Bantry, Co Cork

Bishop Casey paid - many didn't

Part of the tragedy of the Eamonn Casey story is that the Irish bishop who was most progressive and caring of the needs of the poor, the emigrant, the marginalised and the stigmatised, was hounded out of this country, forced into exile and ostracised.

This was done by the very leaders of the Catholic hierarchy who then went on to cover-up far more serious misdemeanours and even crimes of abuse committed by other clergy against children. Eamonn Casey paid for his misdemeanours. Some others didn't pay for their crimes. May he rest in peace.

Hugh McFadden

Harold's Cross, Dublin 6

We share in guilt at horse deaths

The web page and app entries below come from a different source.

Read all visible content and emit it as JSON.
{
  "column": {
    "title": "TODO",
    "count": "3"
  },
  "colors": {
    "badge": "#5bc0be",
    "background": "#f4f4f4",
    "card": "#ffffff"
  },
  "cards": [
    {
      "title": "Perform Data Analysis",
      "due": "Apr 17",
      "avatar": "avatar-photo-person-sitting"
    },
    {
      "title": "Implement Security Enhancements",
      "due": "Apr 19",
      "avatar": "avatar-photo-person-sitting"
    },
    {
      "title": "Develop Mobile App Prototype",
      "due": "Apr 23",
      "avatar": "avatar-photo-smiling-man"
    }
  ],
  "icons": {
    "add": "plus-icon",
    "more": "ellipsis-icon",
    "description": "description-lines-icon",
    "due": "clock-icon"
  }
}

"Oh! Pray do not whip your good horse any more; I am sure he is doing all he can." So wrote Anna Sewell in her classic novel 'Black Beauty'.

Now, 140 years on, the whipping of horses continues. Once condemned as barbaric and indefensible by racing pundit John McCririck, it can be seen this week in Cheltenham as horses are pushed to their limits and beyond, sometimes resulting in horrific injuries and deaths.

There was shock and disgust this time last year when seven horses died at Cheltenham. Most are unaware, however, that this is only a small fraction of fatalities.

In 2016, for example, at least 136 thoroughbreds (including 76 from Ireland) died at British racetracks. So far this year, 34 have lost their lives (19 of them Irish) - some dying with broken necks, some falling and not getting up and others destroyed after sustaining painful leg, knee or spinal injuries.

Many Clouds is one of the latest Irish victims. In January, he collapsed at the end of a race at the Cheltenham track. According to Animal Aid, which maintains the Race Horse Death Watch website, he was "raced to death".

Animal Aid has documented over 1,500 deaths at UK tracks in the past decade, noting that even more horses are killed due to training injuries.

Those following the Cheltenham Festival should consider another of Anna Sewell's famous quotes - "if we see cruelty or wrong that we have the power to stop, and do nothing, we make ourselves sharers in the guilt."

Philip Kiernan

Mullingar, Co Westmeath

Irish Independent